Source information:
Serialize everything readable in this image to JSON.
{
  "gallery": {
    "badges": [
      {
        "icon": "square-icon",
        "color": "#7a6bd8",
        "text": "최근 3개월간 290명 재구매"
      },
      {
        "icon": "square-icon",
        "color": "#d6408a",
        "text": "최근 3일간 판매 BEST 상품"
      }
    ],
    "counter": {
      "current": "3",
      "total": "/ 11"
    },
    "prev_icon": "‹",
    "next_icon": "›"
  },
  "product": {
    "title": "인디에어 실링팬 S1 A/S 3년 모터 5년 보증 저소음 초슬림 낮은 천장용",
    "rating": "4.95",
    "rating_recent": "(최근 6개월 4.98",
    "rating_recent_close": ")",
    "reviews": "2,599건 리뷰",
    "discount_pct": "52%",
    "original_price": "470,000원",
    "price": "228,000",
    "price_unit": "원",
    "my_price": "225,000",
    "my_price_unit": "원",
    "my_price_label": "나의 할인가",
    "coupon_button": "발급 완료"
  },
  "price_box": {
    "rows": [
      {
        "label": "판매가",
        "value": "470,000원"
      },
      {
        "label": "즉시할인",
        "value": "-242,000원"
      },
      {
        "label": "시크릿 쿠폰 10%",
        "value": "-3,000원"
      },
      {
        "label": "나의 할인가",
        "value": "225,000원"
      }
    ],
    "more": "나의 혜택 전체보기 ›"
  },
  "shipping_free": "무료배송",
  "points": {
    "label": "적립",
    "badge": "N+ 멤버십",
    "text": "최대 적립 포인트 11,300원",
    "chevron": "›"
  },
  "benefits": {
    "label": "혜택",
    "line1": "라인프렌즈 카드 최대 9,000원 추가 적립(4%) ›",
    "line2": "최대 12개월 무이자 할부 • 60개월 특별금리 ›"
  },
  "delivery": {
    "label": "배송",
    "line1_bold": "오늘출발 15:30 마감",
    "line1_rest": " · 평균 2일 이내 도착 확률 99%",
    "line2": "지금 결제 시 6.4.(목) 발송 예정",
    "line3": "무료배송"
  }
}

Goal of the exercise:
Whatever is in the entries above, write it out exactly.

Result of the task:
Serialize everything readable in this image to JSON.
{
  "gallery": {
    "badges": [
      {
        "icon": "square-icon",
        "color": "#7a6bd8",
        "text": "최근 3개월간 290명 재구매"
      },
      {
        "icon": "square-icon",
        "color": "#d6408a",
        "text": "최근 3일간 판매 BEST 상품"
      }
    ],
    "counter": {
      "current": "3",
      "total": "/ 11"
    },
    "prev_icon": "‹",
    "next_icon": "›"
  },
  "product": {
    "title": "인디에어 실링팬 S1 A/S 3년 모터 5년 보증 저소음 초슬림 낮은 천장용",
    "rating": "4.95",
    "rating_recent": "(최근 6개월 4.98",
    "rating_recent_close": ")",
    "reviews": "2,599건 리뷰",
    "discount_pct": "52%",
    "original_price": "470,000원",
    "price": "228,000",
    "price_unit": "원",
    "my_price": "225,000",
    "my_price_unit": "원",
    "my_price_label": "나의 할인가",
    "coupon_button": "발급 완료"
  },
  "price_box": {
    "rows": [
      {
        "label": "판매가",
        "value": "470,000원"
      },
      {
        "label": "즉시할인",
        "value": "-242,000원"
      },
      {
        "label": "시크릿 쿠폰 10%",
        "value": "-3,000원"
      },
      {
        "label": "나의 할인가",
        "value": "225,000원"
      }
    ],
    "more": "나의 혜택 전체보기 ›"
  },
  "shipping_free": "무료배송",
  "points": {
    "label": "적립",
    "badge": "N+ 멤버십",
    "text": "최대 적립 포인트 11,300원",
    "chevron": "›"
  },
  "benefits": {
    "label": "혜택",
    "line1": "라인프렌즈 카드 최대 9,000원 추가 적립(4%) ›",
    "line2": "최대 12개월 무이자 할부 • 60개월 특별금리 ›"
  },
  "delivery": {
    "label": "배송",
    "line1_bold": "오늘출발 15:30 마감",
    "line1_rest": " · 평균 2일 이내 도착 확률 99%",
    "line2": "지금 결제 시 6.4.(목) 발송 예정",
    "line3": "무료배송"
  }
}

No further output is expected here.